Not only does Kolsvart make the candy in the shape of fish, but they support Rena Mälaren, a volunteer organization dedicated to cleaning Lake Mälaren (which is Sweden’s largest lake) from toxic waste. Right now we have all the flavors that the Wall Street Journal wrote about above, plus sour raspberry, and several lovely licorices. The elderflower is a favorite of long-time Candy Store manager Allison Schraf. It’s Tammie’s favorite as well (aside from farming heirloom tomatoes and peppers, she’s quietly a long-time fan of gummies). Kolsvart’s Smoked Salty Licorice Fish is one of my favorites. The candy equivalent of smoked fish, they’re black licorice “fish,” cold-smoked over Swedish alder wood. They have that same sort of smoky, unfamiliar at first, but ultimately kind of catchy, sort of sense one gets when drinking Lapsang Souchong tea or a great Scotch whiskey. Wild. Intense. Smoky. Not for everyone, but uniquely compelling for those who get into them! A bit of umami excellence from southern Sweden. You can also try eating one of the fruit gummies in tandem with the salted licorice. As the Kolsvart crew write, “Opposites attract—the juicy sweetness of raspberries perfectly complements the bold saltiness of licorice, making for a flavor experience that’s truly out of this world!”
All of the Kolsvart candies are delicious, with a terrific balance of tart and slightly sweet. I never think of this kind of candy as actually reflecting the true flavor of the fruit, but these have changed the lens I look through. They’re terrific. Dice and toss on fruit salad! Or on gelato. Or just eat by the handful, straight from the sack. I’ll add here, too, that from a design standpoint, the Kolsvart candy bags are as exceptional and artisanal as the hand-crafted candy inside! Lovely light kraft paper packages, that, like their raspberry Swedish fish, are almost, but not quite, translucent.

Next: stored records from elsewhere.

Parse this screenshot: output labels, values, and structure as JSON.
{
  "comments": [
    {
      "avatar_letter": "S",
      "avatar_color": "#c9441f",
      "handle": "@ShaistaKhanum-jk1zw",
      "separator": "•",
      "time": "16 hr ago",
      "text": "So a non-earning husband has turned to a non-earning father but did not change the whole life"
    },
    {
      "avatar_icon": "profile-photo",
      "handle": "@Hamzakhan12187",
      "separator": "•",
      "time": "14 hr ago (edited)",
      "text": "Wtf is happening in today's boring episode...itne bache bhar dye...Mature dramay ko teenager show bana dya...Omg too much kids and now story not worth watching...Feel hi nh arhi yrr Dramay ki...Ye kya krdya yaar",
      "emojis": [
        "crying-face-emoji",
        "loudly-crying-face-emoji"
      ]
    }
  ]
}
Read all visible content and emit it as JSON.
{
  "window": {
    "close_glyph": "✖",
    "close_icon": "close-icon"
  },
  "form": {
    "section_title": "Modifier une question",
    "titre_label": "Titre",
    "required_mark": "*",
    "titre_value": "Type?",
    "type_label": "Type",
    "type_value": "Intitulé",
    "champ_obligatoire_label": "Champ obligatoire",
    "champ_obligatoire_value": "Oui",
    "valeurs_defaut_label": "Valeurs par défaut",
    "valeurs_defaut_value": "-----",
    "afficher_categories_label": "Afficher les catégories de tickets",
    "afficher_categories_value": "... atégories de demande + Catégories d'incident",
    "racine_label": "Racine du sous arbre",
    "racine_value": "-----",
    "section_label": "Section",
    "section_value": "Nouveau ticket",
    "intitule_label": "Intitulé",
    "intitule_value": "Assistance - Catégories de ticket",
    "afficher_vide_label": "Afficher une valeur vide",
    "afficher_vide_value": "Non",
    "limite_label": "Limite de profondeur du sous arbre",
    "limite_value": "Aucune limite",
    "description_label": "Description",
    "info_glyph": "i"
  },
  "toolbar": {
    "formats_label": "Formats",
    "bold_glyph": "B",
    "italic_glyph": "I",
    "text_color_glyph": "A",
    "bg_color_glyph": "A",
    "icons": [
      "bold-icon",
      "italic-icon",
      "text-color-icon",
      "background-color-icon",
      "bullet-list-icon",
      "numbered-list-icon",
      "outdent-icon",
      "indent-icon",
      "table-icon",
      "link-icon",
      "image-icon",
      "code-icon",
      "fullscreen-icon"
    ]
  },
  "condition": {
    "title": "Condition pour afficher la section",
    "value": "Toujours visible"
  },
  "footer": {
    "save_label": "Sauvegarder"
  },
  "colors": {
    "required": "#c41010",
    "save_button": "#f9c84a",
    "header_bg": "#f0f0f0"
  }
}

They’re the perfect candy for the summer heat because they won’t melt as you carry them from the car! And they taste so great that, I’ll forecast, you’ll be eating them long after the days start getting shorter! I’ll mention, too, that Sweden seems to have a candy culture beyond anything I’ve ever imagined. Sweden—not France, not Belgium, not Britain—is #1! Swedes eat about 35 pounds per person every year. By contrast, Americans consume a mere 22 pounds. That means that the average Swede eats over half a pound of candy every week. If you’re inspired to help close that gap in an artisan way, swing by and score a few bags of the Kolsvart offerings. If you have a gummy lover like Tammie in your life, a half dozen bags of these might be even better than bringing home a bouquet of flowers.